• PROBLEM TO WORK ON: How many lines in the listing contain the word "this"? Reply with the number alone.

• RECORDS FOR PROCESSING:

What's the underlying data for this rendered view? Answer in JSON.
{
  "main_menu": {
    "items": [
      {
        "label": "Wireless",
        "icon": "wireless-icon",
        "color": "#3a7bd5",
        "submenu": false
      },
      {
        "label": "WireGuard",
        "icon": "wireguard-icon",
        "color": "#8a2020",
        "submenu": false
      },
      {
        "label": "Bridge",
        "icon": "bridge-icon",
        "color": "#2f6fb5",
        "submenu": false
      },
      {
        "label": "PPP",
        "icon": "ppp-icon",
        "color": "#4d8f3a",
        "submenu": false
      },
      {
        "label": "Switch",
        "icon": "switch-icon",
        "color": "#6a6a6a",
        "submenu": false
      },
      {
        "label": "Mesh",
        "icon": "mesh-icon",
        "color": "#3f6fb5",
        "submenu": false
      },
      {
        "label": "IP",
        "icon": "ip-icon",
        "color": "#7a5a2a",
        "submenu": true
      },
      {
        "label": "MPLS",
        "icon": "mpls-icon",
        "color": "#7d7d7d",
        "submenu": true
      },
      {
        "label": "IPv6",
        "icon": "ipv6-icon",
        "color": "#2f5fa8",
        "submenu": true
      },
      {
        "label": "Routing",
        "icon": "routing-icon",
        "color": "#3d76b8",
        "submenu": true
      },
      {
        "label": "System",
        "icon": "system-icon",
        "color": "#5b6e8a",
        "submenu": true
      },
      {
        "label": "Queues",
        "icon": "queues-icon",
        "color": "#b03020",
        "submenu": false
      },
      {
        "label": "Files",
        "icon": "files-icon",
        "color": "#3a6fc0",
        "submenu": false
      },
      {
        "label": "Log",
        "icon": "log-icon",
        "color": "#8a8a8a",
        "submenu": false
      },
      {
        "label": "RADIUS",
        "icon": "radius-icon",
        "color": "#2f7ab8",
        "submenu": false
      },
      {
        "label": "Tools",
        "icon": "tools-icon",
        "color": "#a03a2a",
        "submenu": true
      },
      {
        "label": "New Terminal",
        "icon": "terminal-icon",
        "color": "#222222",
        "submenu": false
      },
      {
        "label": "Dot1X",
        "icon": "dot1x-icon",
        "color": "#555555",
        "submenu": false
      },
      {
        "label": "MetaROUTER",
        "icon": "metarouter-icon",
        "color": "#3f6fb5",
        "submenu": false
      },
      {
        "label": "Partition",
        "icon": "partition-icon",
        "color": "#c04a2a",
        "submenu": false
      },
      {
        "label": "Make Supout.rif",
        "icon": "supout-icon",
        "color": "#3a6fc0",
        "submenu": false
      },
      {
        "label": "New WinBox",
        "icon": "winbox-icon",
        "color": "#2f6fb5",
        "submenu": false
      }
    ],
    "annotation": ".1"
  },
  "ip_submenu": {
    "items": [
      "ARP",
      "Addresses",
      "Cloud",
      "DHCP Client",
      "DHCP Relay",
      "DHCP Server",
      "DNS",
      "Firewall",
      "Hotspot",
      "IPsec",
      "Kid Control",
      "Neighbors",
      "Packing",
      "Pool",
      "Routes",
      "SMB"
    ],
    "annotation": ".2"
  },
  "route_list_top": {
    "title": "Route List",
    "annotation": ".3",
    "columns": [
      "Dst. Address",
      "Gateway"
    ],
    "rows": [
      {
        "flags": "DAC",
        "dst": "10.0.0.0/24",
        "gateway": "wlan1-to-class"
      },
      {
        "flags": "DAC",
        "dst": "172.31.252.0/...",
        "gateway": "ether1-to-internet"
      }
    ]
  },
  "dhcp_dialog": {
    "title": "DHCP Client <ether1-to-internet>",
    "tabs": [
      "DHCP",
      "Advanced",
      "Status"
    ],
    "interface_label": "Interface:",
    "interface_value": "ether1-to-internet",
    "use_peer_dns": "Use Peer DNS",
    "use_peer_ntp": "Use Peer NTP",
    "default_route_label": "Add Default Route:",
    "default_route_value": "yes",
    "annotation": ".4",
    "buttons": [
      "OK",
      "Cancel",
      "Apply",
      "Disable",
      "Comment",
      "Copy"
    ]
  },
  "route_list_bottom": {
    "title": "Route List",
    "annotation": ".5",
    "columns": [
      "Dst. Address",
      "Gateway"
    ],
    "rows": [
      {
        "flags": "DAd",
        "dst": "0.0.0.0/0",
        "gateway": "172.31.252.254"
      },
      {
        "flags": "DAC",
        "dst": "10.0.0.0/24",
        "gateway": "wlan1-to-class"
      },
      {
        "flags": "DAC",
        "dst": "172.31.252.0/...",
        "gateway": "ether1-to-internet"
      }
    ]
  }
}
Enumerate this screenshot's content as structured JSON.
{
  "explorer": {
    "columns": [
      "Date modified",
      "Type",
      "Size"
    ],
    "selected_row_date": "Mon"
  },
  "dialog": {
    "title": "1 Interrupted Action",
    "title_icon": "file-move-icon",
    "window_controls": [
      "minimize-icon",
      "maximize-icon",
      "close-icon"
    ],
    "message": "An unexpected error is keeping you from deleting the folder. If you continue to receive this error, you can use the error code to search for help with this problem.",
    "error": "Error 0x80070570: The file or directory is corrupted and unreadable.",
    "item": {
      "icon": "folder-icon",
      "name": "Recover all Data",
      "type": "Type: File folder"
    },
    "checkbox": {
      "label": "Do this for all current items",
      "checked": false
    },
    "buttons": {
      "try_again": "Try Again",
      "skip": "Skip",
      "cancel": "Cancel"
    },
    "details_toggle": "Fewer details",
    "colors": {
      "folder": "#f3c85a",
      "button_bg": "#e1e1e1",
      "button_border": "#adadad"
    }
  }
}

• YOUR SOLUTION: 4